This time a conventional SLR manual focus lens was combined with a black and white conversion in Silver Efex Pro. This, plus fairly low degree of tilt has given a fairly modest, but still distinctive, effect.

Freelensing gallery - Image 16

Lens: Diana+ 75mm Premium Glass Lens

For this one I used a very a different lens: a Lomography Diana+ 75mm Premium Glass Lens designed to be used on a Diana+ camera (a medium format all plastic toy camera with interchangeable lenses). I have found this lens works really well for freelensing!
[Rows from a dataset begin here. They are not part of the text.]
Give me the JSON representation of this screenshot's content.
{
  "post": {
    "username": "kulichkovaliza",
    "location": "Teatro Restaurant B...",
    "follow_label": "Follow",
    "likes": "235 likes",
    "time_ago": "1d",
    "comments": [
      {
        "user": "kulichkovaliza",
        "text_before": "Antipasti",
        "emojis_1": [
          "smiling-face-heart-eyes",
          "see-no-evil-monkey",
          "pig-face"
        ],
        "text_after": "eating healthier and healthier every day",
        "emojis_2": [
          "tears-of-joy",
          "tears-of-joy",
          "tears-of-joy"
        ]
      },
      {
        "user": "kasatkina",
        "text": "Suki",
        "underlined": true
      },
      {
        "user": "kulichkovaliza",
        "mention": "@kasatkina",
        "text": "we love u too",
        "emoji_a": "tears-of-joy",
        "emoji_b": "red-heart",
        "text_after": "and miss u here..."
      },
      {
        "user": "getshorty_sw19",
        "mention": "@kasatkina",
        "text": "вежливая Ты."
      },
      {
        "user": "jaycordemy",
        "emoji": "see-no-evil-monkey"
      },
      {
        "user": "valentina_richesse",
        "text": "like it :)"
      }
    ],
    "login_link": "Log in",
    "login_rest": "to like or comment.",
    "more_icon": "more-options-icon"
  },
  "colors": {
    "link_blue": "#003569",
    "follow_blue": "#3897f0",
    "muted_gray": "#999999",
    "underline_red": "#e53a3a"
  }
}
The colour treatment involved moving the dehaze slider quite a long way to the right, but this time combined with the Adobe Lightroom's 'Cross Processing' preset and moving the vibrance slider a long way to the left for a fairly soft look despite the large amount of dehaze.

Freelensing gallery - Image 17 Freelensing gallery - Image 18

Lens: Diana+ 75mm Premium Glass Lens

For these 2 images I returned to the simple Diana+ 75mm Premium Glass Lens (fast becoming one of my favourites for freelensing!) but went for a bolder look with medium amounts of dehaze slider, lots of contrast using curves, and the 'Artistic 07' Lightroom colour profile.

When there is a light source in or at the edge of the frame the Diana+ lens often gives highly distinctive flare patterns which you can see in the last image!